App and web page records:
Segment Open

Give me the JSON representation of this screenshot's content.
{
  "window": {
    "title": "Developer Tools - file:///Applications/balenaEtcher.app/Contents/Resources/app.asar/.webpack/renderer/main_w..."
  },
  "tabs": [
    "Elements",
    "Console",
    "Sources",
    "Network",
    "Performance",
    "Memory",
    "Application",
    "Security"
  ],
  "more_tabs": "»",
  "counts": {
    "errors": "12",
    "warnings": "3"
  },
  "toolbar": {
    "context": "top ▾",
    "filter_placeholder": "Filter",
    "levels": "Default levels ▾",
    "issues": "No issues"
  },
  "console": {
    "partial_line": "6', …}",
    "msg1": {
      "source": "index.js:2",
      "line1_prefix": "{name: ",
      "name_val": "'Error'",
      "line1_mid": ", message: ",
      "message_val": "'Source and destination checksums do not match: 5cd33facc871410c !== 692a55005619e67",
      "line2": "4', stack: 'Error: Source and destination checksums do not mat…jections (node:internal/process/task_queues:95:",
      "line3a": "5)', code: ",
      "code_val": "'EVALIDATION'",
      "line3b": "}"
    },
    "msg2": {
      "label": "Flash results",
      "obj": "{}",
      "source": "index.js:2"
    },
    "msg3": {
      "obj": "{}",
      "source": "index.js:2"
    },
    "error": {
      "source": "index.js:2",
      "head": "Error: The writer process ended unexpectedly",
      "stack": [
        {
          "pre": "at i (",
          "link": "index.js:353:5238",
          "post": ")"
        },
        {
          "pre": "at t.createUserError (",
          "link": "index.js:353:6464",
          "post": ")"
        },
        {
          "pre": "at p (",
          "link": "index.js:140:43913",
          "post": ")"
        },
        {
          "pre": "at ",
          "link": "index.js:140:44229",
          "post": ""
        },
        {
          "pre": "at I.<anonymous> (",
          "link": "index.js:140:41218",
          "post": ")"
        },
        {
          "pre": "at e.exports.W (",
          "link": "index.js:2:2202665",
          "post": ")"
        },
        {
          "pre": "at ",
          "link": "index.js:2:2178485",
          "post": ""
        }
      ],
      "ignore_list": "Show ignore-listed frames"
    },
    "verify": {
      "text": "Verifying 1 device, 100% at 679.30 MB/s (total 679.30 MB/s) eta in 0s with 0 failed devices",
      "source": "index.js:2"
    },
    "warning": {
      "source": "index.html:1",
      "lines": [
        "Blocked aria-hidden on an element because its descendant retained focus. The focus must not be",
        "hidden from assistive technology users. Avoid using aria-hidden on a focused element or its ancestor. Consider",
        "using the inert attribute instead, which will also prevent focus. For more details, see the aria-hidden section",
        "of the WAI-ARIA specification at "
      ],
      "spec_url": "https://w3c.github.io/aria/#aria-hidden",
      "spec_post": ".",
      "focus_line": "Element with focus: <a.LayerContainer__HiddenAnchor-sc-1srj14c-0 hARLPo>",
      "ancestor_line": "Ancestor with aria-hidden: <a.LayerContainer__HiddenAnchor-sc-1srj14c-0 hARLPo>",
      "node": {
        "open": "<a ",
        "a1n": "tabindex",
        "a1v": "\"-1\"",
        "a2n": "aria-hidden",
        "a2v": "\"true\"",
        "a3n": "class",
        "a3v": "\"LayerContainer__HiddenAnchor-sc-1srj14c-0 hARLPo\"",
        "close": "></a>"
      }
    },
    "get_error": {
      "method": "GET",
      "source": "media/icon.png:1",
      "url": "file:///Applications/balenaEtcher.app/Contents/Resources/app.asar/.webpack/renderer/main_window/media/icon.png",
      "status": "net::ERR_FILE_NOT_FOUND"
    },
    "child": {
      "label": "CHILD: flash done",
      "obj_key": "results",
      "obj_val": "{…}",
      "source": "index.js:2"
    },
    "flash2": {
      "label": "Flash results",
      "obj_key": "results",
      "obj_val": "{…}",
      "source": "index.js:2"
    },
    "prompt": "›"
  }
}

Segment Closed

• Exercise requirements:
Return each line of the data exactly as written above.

• Solution:
Give me the JSON representation of this screenshot's content.
{
  "window": {
    "title": "Developer Tools - file:///Applications/balenaEtcher.app/Contents/Resources/app.asar/.webpack/renderer/main_w..."
  },
  "tabs": [
    "Elements",
    "Console",
    "Sources",
    "Network",
    "Performance",
    "Memory",
    "Application",
    "Security"
  ],
  "more_tabs": "»",
  "counts": {
    "errors": "12",
    "warnings": "3"
  },
  "toolbar": {
    "context": "top ▾",
    "filter_placeholder": "Filter",
    "levels": "Default levels ▾",
    "issues": "No issues"
  },
  "console": {
    "partial_line": "6', …}",
    "msg1": {
      "source": "index.js:2",
      "line1_prefix": "{name: ",
      "name_val": "'Error'",
      "line1_mid": ", message: ",
      "message_val": "'Source and destination checksums do not match: 5cd33facc871410c !== 692a55005619e67",
      "line2": "4', stack: 'Error: Source and destination checksums do not mat…jections (node:internal/process/task_queues:95:",
      "line3a": "5)', code: ",
      "code_val": "'EVALIDATION'",
      "line3b": "}"
    },
    "msg2": {
      "label": "Flash results",
      "obj": "{}",
      "source": "index.js:2"
    },
    "msg3": {
      "obj": "{}",
      "source": "index.js:2"
    },
    "error": {
      "source": "index.js:2",
      "head": "Error: The writer process ended unexpectedly",
      "stack": [
        {
          "pre": "at i (",
          "link": "index.js:353:5238",
          "post": ")"
        },
        {
          "pre": "at t.createUserError (",
          "link": "index.js:353:6464",
          "post": ")"
        },
        {
          "pre": "at p (",
          "link": "index.js:140:43913",
          "post": ")"
        },
        {
          "pre": "at ",
          "link": "index.js:140:44229",
          "post": ""
        },
        {
          "pre": "at I.<anonymous> (",
          "link": "index.js:140:41218",
          "post": ")"
        },
        {
          "pre": "at e.exports.W (",
          "link": "index.js:2:2202665",
          "post": ")"
        },
        {
          "pre": "at ",
          "link": "index.js:2:2178485",
          "post": ""
        }
      ],
      "ignore_list": "Show ignore-listed frames"
    },
    "verify": {
      "text": "Verifying 1 device, 100% at 679.30 MB/s (total 679.30 MB/s) eta in 0s with 0 failed devices",
      "source": "index.js:2"
    },
    "warning": {
      "source": "index.html:1",
      "lines": [
        "Blocked aria-hidden on an element because its descendant retained focus. The focus must not be",
        "hidden from assistive technology users. Avoid using aria-hidden on a focused element or its ancestor. Consider",
        "using the inert attribute instead, which will also prevent focus. For more details, see the aria-hidden section",
        "of the WAI-ARIA specification at "
      ],
      "spec_url": "https://w3c.github.io/aria/#aria-hidden",
      "spec_post": ".",
      "focus_line": "Element with focus: <a.LayerContainer__HiddenAnchor-sc-1srj14c-0 hARLPo>",
      "ancestor_line": "Ancestor with aria-hidden: <a.LayerContainer__HiddenAnchor-sc-1srj14c-0 hARLPo>",
      "node": {
        "open": "<a ",
        "a1n": "tabindex",
        "a1v": "\"-1\"",
        "a2n": "aria-hidden",
        "a2v": "\"true\"",
        "a3n": "class",
        "a3v": "\"LayerContainer__HiddenAnchor-sc-1srj14c-0 hARLPo\"",
        "close": "></a>"
      }
    },
    "get_error": {
      "method": "GET",
      "source": "media/icon.png:1",
      "url": "file:///Applications/balenaEtcher.app/Contents/Resources/app.asar/.webpack/renderer/main_window/media/icon.png",
      "status": "net::ERR_FILE_NOT_FOUND"
    },
    "child": {
      "label": "CHILD: flash done",
      "obj_key": "results",
      "obj_val": "{…}",
      "source": "index.js:2"
    },
    "flash2": {
      "label": "Flash results",
      "obj_key": "results",
      "obj_val": "{…}",
      "source": "index.js:2"
    },
    "prompt": "›"
  }
}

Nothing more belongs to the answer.